Ever heard of sebum? It’s a lot more common than you think. If you’re still wondering, it’s the lesser-known cousin of the sweat glands on your skin. Those times when you wash your face and find a load of oil on your nose bridge? Yes, that’s sebum. Put simply, it’s an oily secretion that comes from the sebaceous glands.
These glands are located on the same layer as the sweat glands, and the sebum helps keep the skin healthy. It traps microbes and is vital to keeping the skin in optimum condition. So the oil in your skin is good for you!
So where’s the problem with oily skin? Let’s look into it:
Oily skin defined
As stated before, the problem isn’t having oil on your skin. Not having enough oil secreted can also be problematic, leading to complications like dry skin.
You know you have oily skin if your face has that shine in the light. Also, oily skin is a nuisance if you dab at your tissue and get a greasy mess. Well, we’re gonna bust a little myth for you here.
On its own, oily skin is not a serious issue. It’s normal for some people to have oilier skin than others, and it’s just the way their skin works.

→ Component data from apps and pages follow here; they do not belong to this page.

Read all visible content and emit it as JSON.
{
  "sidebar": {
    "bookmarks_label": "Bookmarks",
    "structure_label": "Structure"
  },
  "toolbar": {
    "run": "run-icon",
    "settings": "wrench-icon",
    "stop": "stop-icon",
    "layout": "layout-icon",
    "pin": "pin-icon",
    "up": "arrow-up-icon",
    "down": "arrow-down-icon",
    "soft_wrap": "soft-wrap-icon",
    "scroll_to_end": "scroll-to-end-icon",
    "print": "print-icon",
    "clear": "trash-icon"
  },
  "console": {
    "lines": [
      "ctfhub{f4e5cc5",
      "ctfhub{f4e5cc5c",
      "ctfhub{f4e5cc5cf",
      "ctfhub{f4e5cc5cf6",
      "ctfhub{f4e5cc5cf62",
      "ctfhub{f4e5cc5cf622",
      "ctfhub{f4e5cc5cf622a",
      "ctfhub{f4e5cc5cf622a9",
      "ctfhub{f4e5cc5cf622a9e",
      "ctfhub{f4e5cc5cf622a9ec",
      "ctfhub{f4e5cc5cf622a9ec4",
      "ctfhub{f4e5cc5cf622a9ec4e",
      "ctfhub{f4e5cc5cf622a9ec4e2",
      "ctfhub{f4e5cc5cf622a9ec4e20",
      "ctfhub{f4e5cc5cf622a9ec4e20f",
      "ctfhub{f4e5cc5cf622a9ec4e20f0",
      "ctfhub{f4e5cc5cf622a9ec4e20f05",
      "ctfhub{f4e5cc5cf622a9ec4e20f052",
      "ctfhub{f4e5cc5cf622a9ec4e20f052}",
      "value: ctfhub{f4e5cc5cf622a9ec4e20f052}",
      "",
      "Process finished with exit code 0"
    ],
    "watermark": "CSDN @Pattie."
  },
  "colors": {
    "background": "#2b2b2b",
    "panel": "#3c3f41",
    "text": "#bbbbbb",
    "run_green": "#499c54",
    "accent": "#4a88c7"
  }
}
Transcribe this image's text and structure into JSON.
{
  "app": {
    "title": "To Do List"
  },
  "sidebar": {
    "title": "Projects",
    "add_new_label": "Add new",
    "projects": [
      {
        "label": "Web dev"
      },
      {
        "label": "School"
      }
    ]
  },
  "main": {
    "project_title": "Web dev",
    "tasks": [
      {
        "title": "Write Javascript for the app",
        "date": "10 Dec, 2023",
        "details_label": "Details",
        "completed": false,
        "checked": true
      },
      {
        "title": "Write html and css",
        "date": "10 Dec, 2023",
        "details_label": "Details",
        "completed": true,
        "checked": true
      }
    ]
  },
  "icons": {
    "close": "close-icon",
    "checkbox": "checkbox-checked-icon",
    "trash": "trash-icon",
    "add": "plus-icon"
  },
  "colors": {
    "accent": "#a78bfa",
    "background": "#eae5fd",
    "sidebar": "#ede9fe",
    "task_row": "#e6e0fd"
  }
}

The problem arises when the excess sebum gets deposited in the skin’s pores. It clogs them up, subsequently causing acne. People who have oily skin usually have blackheads and pimples around the regions of their faces with the most oil clog. It also enlarges the pores itself, which leads to further complications.
Now, if you’ve had oily skin for as long as you can remember, then it’s probably a hereditary thing for you. If it runs in the family, there are high chances you’ll get it too. There are other factors, however, such as:
When the oil gets out of hand, people often want to actively do something about it. Some remedies are temporary and will need to be applied from time to time for maximum effect. Others last a little bit longer.
Before we get to the remedies, though, let’s get into certain things that people inadvertently do to make matters worse for their oily skin.
Excess oil on your skin isn’t just going to evaporate and disappear just like that. That being said, however, there’s a lot you can do to keep it at bay and not make it any worse than it needs to be. Here are some of the things you can look into that can make your life a lot easier when it comes to oily skin.
Your water intake.
Not drinking enough water in a day over an extended period has been shown to trigger oily skin. This is understandable, as water is a great natural detoxing agent, and without enough of it, the other detoxing avenues (like sebum) have to compensate for it. Always stay hydrated throughout the day.
Don’t let the oil just sit there
That will only further the clogging. If your skin is getting a little too greasy, dab it off with a wet-wipe or tissue.
Watch what you eat.
Certain foods are known to trigger sebum production in excess. This especially goes for deep-fried foods and salty foods.
Consider switching cosmetics
Ideally, you should avoid oil-based products. These will only aggravate the issue.
Avoid excessive face washes
This could end up irritating skin that’s already suffering from acne thanks to clogged pores.
New methods to reduce the degree of oily skin through conscious life choices are constantly being formulated. For those who seek to be more proactive about it, however, there are a few solutions that can curb oily skin. Let’s take a closer look at them.
Oil Control Tips
The Sweet Method: As a natural method, you can try using honey. With clean hands, take the honey and apply it on your face, spreading it evenly. Let it sit for around 20 minutes before washing it off. The principle at work here is that honey naturally gets rid of the oil while simultaneously lubricating your skin. Simple, yet effective.
Blotting Paper: These are a godsend product for those suffering from oily skin. Blotting paper will absorb excess oil from your skin without being abrasive, so you can use it to dab away at the excess oil when required and discard it thereafter.
The Right Moisturizer: There’s no denying that moisturizers can be beneficial for your skin. While you should steer clear of the oil-based ones, natural moisturizer products can help reduce the greasiness of your skin. Aloe vera-based moisturizers work well.
Masks and Exfoliate: The principle behind this method is that it helps extricate the oil from the face without irritating the skin beneath, much like tip #1. Clay masks and bead exfoliates are tried-and-tested options that have proven to be effective at curbing oily skin.
Dietary changes: This might not seem like a direct solution, but the difference it can make cannot be ignored. Cut down on foods like dairy and fried goods for a while, at least until the oiliness dies down. Your skin will thank you for it in the long run!
So these are some tips for you to effectively reduce the hassles that oily skin brings with it. Fret not, it may seem slippery, but with proper care, your skin will be back to being the well-oiled machine it’s supposed to be!